The 1805 New York foxhunting case Pierson v. Post has long been used in American property law classrooms to introduce law students to the concept of first possession by asking how one establishes possession of a wild animal. In this book, Professor Angela Fernandez retells the history of the famous fox case, from its origins as a squabble between two wealthy young men on the South Fork of Long Island through its appeal to the New York Supreme Court and entry into legal treatises, law school casebooks, and law journal articles, where it still occupies a central place. Professor Fernandez argues that the dissent is best understood as an example of legal solemn foolery. Yet it has been treated by legal professionals, the lawyers of its day, and subsequent legal academics in such a serious way, demonstrating how the solemn and the silly can occupy two sides of the same coin in American legal history.
|Publisher:||Cambridge University Press|
|Series:||Cambridge Historical Studies in American Law and Society|
|Product dimensions:||6.26(w) x 9.25(h) x 0.87(d)|

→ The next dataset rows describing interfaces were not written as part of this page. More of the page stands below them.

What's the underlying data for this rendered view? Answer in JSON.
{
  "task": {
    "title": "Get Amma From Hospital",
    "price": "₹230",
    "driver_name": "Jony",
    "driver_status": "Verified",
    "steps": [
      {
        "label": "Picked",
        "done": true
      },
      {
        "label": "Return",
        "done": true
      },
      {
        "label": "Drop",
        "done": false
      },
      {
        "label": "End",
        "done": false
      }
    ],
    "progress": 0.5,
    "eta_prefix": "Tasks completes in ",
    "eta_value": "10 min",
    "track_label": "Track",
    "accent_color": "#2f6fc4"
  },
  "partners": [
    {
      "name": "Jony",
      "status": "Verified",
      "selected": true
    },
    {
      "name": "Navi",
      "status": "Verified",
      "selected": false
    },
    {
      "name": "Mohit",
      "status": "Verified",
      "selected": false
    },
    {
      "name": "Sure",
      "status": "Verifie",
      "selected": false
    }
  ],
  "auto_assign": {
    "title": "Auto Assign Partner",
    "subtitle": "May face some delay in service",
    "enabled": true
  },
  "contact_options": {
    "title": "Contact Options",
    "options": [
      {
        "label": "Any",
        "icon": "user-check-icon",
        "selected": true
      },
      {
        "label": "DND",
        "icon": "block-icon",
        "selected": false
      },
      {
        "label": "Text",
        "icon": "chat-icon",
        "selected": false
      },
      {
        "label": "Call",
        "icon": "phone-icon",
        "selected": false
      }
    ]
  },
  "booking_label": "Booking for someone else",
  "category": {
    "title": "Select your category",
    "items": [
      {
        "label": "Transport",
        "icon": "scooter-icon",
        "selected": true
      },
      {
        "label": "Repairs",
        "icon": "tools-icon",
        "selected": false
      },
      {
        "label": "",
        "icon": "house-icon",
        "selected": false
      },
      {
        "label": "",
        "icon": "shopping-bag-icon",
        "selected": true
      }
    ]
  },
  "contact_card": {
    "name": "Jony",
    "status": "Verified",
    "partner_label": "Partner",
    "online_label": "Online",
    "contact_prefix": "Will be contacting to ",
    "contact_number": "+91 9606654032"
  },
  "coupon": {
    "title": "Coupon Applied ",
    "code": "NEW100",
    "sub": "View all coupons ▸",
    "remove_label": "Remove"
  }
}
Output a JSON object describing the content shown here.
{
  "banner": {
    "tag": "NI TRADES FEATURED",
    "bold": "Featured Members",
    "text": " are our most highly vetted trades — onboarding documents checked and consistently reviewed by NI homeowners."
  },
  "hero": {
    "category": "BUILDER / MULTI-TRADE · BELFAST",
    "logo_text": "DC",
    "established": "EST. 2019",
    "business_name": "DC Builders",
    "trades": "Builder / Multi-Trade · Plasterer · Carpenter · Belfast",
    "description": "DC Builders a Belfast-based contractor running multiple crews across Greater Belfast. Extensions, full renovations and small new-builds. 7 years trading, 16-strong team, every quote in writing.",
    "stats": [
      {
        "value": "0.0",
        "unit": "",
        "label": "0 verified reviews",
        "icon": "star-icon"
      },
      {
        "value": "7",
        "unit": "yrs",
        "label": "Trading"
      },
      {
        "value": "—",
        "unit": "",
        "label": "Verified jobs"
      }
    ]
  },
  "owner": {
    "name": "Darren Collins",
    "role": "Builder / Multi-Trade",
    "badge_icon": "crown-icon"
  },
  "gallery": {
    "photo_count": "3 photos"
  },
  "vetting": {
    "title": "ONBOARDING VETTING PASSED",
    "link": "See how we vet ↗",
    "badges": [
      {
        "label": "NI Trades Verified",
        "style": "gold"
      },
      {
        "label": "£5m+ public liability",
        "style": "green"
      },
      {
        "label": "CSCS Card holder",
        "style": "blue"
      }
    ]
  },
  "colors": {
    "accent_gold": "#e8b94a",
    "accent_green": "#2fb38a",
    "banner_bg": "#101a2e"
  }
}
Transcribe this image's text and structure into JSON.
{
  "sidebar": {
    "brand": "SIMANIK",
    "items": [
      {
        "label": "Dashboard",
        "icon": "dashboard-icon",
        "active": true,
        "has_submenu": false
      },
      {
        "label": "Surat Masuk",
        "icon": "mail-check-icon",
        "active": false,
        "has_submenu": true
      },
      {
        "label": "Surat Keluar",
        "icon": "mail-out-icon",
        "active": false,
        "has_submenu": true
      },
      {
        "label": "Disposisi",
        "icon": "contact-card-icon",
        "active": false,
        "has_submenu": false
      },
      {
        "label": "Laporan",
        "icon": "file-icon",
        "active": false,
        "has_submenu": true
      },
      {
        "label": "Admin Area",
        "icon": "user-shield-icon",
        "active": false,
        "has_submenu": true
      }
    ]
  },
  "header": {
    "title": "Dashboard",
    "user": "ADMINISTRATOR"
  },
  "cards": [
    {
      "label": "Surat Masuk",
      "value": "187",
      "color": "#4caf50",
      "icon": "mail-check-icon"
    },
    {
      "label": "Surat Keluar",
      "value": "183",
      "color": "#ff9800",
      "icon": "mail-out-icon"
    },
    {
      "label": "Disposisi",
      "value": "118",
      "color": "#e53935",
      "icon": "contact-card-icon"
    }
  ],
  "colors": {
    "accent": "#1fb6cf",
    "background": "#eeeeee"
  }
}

About the Author
Angela Fernandez is a legal historian at the Faculty of Law, University of Toronto, where she is also a member of the Department of History. She has published numerous articles and is co-editor of Law Books in Action: Essays on the Anglo-American Legal Treatise (2012).
Table of Contents
Introduction; Part I. The Literary History of Pierson: 1. Solemn foolery; 2. Rabelaisian play; Part II. The Social History of Pierson: 3. Local justice; 4. Lawyerization; 5. The legal fictions needed for a state of nature debate; Part III. The Intellectual History of Pierson: 6. The reporter; 7. Mandarization; Conclusion.